» WORK REQUIRED
Your answer must be every record below, written out exactly as it appears.

↓

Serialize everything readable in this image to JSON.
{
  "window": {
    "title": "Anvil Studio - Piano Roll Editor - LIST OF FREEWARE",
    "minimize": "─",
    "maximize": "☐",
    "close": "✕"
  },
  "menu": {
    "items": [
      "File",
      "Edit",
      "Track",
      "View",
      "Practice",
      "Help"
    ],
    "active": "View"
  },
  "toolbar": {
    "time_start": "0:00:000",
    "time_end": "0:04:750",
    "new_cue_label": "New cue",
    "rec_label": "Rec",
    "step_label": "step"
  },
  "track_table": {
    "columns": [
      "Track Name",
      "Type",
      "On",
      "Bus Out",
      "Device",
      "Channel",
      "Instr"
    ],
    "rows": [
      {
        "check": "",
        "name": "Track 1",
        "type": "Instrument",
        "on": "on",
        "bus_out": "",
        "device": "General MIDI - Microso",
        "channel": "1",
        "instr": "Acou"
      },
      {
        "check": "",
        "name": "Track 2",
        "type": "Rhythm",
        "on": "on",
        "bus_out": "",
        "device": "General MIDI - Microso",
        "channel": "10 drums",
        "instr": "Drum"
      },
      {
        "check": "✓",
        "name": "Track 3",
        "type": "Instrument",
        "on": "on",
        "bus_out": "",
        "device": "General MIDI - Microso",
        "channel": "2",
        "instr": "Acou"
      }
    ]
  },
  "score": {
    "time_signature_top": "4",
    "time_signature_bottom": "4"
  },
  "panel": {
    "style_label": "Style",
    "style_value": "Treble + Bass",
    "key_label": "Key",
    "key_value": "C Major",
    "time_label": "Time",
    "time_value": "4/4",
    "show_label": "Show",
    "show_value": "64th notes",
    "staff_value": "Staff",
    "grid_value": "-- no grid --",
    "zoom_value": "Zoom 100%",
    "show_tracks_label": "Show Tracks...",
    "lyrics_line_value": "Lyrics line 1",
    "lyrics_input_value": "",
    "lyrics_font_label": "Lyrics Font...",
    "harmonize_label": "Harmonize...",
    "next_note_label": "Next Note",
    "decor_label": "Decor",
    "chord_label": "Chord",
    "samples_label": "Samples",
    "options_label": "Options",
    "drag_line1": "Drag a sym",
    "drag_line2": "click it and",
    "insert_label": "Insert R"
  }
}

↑

» OUTPUT FOR THIS TASK
Serialize everything readable in this image to JSON.
{
  "window": {
    "title": "Anvil Studio - Piano Roll Editor - LIST OF FREEWARE",
    "minimize": "─",
    "maximize": "☐",
    "close": "✕"
  },
  "menu": {
    "items": [
      "File",
      "Edit",
      "Track",
      "View",
      "Practice",
      "Help"
    ],
    "active": "View"
  },
  "toolbar": {
    "time_start": "0:00:000",
    "time_end": "0:04:750",
    "new_cue_label": "New cue",
    "rec_label": "Rec",
    "step_label": "step"
  },
  "track_table": {
    "columns": [
      "Track Name",
      "Type",
      "On",
      "Bus Out",
      "Device",
      "Channel",
      "Instr"
    ],
    "rows": [
      {
        "check": "",
        "name": "Track 1",
        "type": "Instrument",
        "on": "on",
        "bus_out": "",
        "device": "General MIDI - Microso",
        "channel": "1",
        "instr": "Acou"
      },
      {
        "check": "",
        "name": "Track 2",
        "type": "Rhythm",
        "on": "on",
        "bus_out": "",
        "device": "General MIDI - Microso",
        "channel": "10 drums",
        "instr": "Drum"
      },
      {
        "check": "✓",
        "name": "Track 3",
        "type": "Instrument",
        "on": "on",
        "bus_out": "",
        "device": "General MIDI - Microso",
        "channel": "2",
        "instr": "Acou"
      }
    ]
  },
  "score": {
    "time_signature_top": "4",
    "time_signature_bottom": "4"
  },
  "panel": {
    "style_label": "Style",
    "style_value": "Treble + Bass",
    "key_label": "Key",
    "key_value": "C Major",
    "time_label": "Time",
    "time_value": "4/4",
    "show_label": "Show",
    "show_value": "64th notes",
    "staff_value": "Staff",
    "grid_value": "-- no grid --",
    "zoom_value": "Zoom 100%",
    "show_tracks_label": "Show Tracks...",
    "lyrics_line_value": "Lyrics line 1",
    "lyrics_input_value": "",
    "lyrics_font_label": "Lyrics Font...",
    "harmonize_label": "Harmonize...",
    "next_note_label": "Next Note",
    "decor_label": "Decor",
    "chord_label": "Chord",
    "samples_label": "Samples",
    "options_label": "Options",
    "drag_line1": "Drag a sym",
    "drag_line2": "click it and",
    "insert_label": "Insert R"
  }
}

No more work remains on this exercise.